For the past few months a local group of community stakeholders, nonprofits, and neighborhood organizations have been discussing the possibility of creating a north-south Greenway through Minneapolis linking Downtown to the Midtown Greenway and deep into South Minneapolis. Today we are one tiny step closer to making that vision a reality!
In the summer of 2015 (July-September), surveys were created, distributed and collected by local cultural organizations, and analyzed by members of a newly formed Southside Greenway Exploratory Committee comprised of representatives from local groups. With the help from a Twin Cities Local Initiatives Support Corporation (LISC) grant the committee was formed in 2015. The objective of the committee was to explore the option of a North-South Greenway connection from Downtown Minneapolis to South Minneapolis.
Our goal for the Southside Greenway is to connect and provide neighbors the opportunity to shape their streets to be safer, greener, and more inviting places to bike, walk, and live.
The Greenway has a potential to connect 12 parks and trails from Downtown to South including Gold Medal Park, Powderhorn Park, and the Midtown Greenway. The Greenway would be a gateway for safe bike and pedestrian travel, and connect communities along the route.
The Exploratory Committee administered surveys with the hope of gauging neighborhood interest for the potential project. A total of 162 surveys were completed and returned. The results were representative of different neighborhoods and cultural organizations, including 50% of survey takers identifying as white, 20% as African American, 20% as Latino, less than 5% Native American, Asian, or two or more races.

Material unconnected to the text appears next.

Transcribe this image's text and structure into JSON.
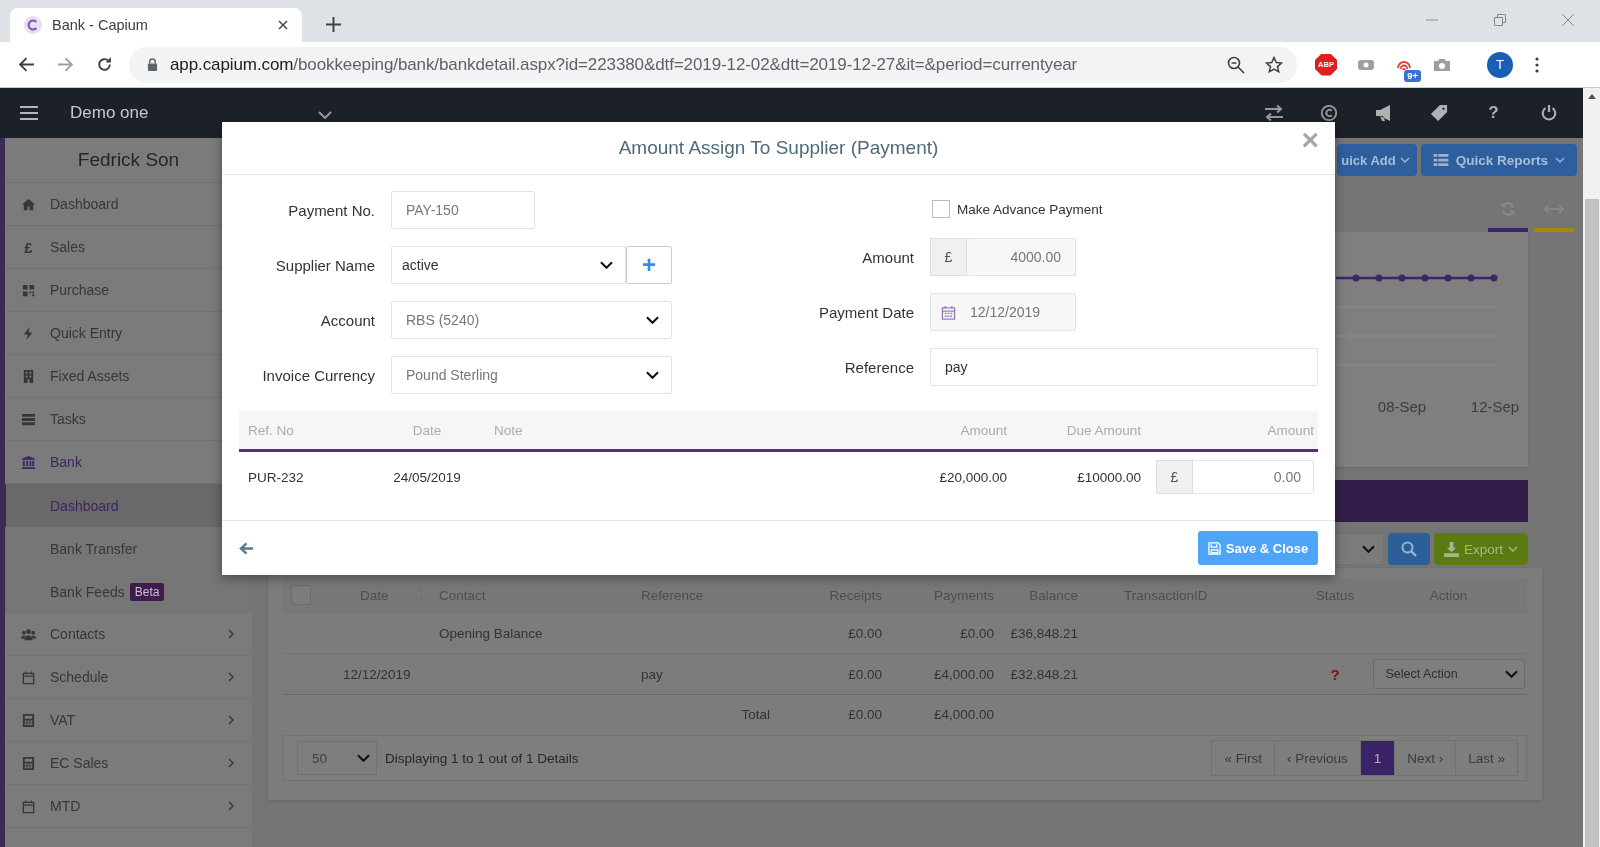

The overall survey response was overwhelmingly in favor of the project.
While there were options for “I don’t like it” or “I hate it!”, no respondents selected either.
In addition to having a majority of the respondents say they loved the project, many of them also selected that they would use the Southside Greenway “multiple times a week”, followed closely by “every day” or “once a week”. There were few that stated that they would use the greenway either “once a month” or “once a year”, and one that said they would “never” use it. Several commented that they “wanted to make this happen, and soon”, and a common theme was that people already utilize the 11th Avenue bike lanes, so the greenway would make a safer addition to their commute. Respondents also clarified that their top three reasons for being interested in the project were:
- Mobility Options/ North-South Route
The proposed route would begin as far north as Gold Medal Park in Downtown Minneapolis and travel south all the way to Highway 62 in South Minneapolis. The proposed Greenway could utilize examples from:
Protected bike lanes
Street-to-Park conversion greenway (like Milwaukee Avenue in Seward)
The design would reflect each area’s allowances and restrictions. For instance, on streets that have heavier traffic, bike and pedestrian ways would be utilized as protected bike lanes, and have either planters or bollards to separate them from cars. In more residential areas, a street-to-park conversion may be considered, which, in addition to sidewalks and a bike lane would maximize the amount of greenspace on a block and residents would be able to access their cars through an alley or garage.
While the route is not final, this project would provide a big asset to Minneapolis and already has sparked a lot of exciting conversations among neighbors as to its potential. The City has a great network of parks, and this would string together these green spaces and make them more accessible to residents. It would also provide a gateway to the Midtown Greenway, meaning that there would be a viable East-West route connecting to a North-South route for the Southside community. The Greenway could also potentially traverse the campus of Allina Health Care, a major employer in South Minneapolis. The result of removing some of these travelers from their regular vehicle commute would alleviate congestion on busier streets and 35W.
To learn more about proposed routes, please click through to our report, here.
Here is a route option:
Not only will this project help commuters link to places that they need to go, but it will also likely help them tie into their very own communities. The elimination of a street or a calming of traffic breaks down barriers that normal neighbors may have in between them. The street becomes an extension of the home and encourages people to come out of their houses and interact with one another. The addition of the Southside Greenway could create a network of happier, healthier, active, involved, connection and caring communities in Minneapolis. The Exploratory Committee has suggested three follow-up actions to the survey:
Establish a Southside Greenway Council
Review the route with public agency staff and key stakeholders
Install a one-year pilot program on 4-5 blocks of the proposed route, location dictated by the community
The surveys are a good indication that the project would have strong support in the neighborhood, and help set the tone as the project continues to move forward.
Ways to Get Involved:
If you would like to get involved in the Southside Greenway Exploratory Committee, attend the first of four quarterly meetings on January 20th, for information click here. If you cannot attend this meeting, the next one will be on April 20th.
Check out the website for more information on the project at www.ourstreetsmpls.org/southsidegreenway.
Finally, read the full report online by clicking here.